The longer answer, I think, there's also an issue of responsibility. My own idea - and this is my own idea, not U.S. government policy - is that we need to - while we need to support this aggregation, we need to make sure that the Afghans understand this is not a limitless effort, that they have to take over sometimes. So as we go in, let's say, percentages, they take more percentages to their effort because if not, I think, we may have Americans question the validity or is it worth our blood and money?
MARTIN: Amin Tarazi is a former Marine. He's done extensive research on the politics and the state-building process in Afghanistan. He currently serves as the director of Middle East Studies at the Marine Corps University. He was kind to join us on this Memorial Day from our Washington, D.C. studios. And I want to assure our listeners that we will have extensive resources on our Web site, the TELL ME MORE page at npr.org so that you can follow our conversation especially with the maps.
Professor Tarazi, thank you so much for joining us. And thank you for your service, if I may.
Dr. TARZI: You're very welcome. Thank you ma'am. God bless, America.
MARTIN: As Professor Tarazi pointed out, the one thing most people agree on with regard to Afghanistan is that success there depends as much or more on building civic institutions as on winning military battles. So how does that happen? For answers, we called on Claire Lockhart, the director of the Institute for State Effectiveness. She warns that the Taliban are still a force especially in rural Afghanistan even though they do not have the support of the people.
Ms. CLAIRE LOCKHART (Director, Institute of for State Effectiveness): Villages, as far as I can tell, are saying, we don't like the Taliban.

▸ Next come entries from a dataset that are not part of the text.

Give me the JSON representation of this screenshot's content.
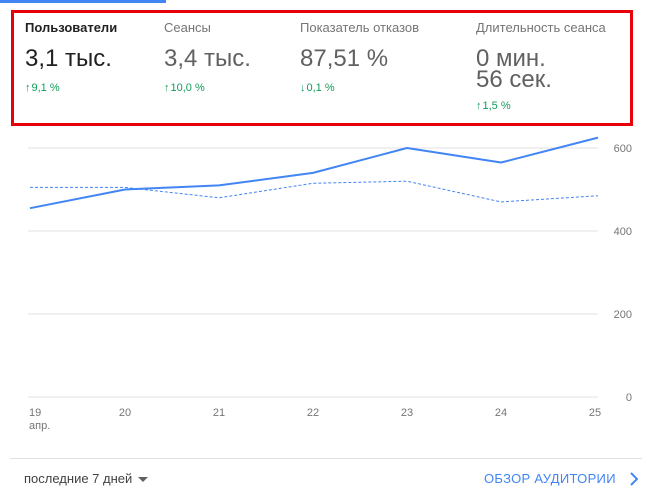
{
  "metrics": [
    {
      "label": "Пользователи",
      "value": "3,1 тыс.",
      "value2": "",
      "change_arrow": "↑",
      "change": "9,1 %",
      "active": true
    },
    {
      "label": "Сеансы",
      "value": "3,4 тыс.",
      "value2": "",
      "change_arrow": "↑",
      "change": "10,0 %",
      "active": false
    },
    {
      "label": "Показатель отказов",
      "value": "87,51 %",
      "value2": "",
      "change_arrow": "↓",
      "change": "0,1 %",
      "active": false
    },
    {
      "label": "Длительность сеанса",
      "value": "0 мин.",
      "value2": "56 сек.",
      "change_arrow": "↑",
      "change": "1,5 %",
      "active": false
    }
  ],
  "chart_data": {
    "type": "line",
    "categories": [
      "19",
      "20",
      "21",
      "22",
      "23",
      "24",
      "25"
    ],
    "x_sublabel": "апр.",
    "y_ticks": [
      "600",
      "400",
      "200",
      "0"
    ],
    "ylim": [
      0,
      600
    ],
    "series": [
      {
        "values": [
          455,
          500,
          510,
          540,
          600,
          565,
          625
        ],
        "color": "#4285f4",
        "style": "solid"
      },
      {
        "values": [
          505,
          505,
          480,
          515,
          520,
          470,
          485
        ],
        "color": "#4285f4",
        "style": "dashed"
      }
    ],
    "grid": true
  },
  "footer": {
    "date_range": "последние 7 дней",
    "audience_link": "ОБЗОР АУДИТОРИИ"
  },
  "colors": {
    "accent": "#4285f4",
    "positive": "#0f9d58",
    "highlight_border": "#e8000b"
  }
}
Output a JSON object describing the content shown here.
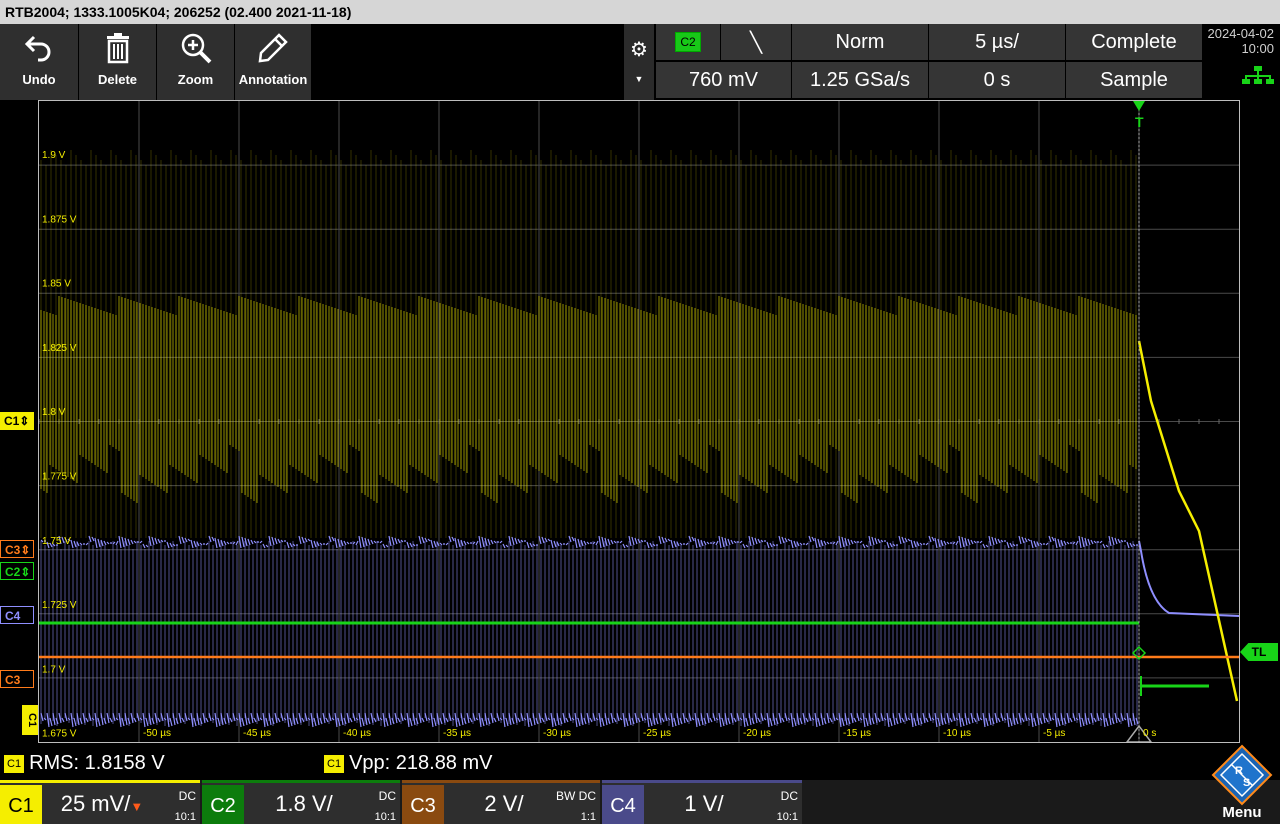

They didn't do a great job of running the country before. And we don't want them to come back. But right now, we don't have an option because they're the ones who are offering to protect us.
MARTIN: You can hear the rest of our conversation with Claire Lockhart on the TELL ME MORE page at npr.org
NPR transcripts are created on a rush deadline by a contractor for NPR, and accuracy and availability may vary. This text may not be in its final form and may be updated or revised in the future. Please be aware that the authoritative record of NPR’s programming is the audio.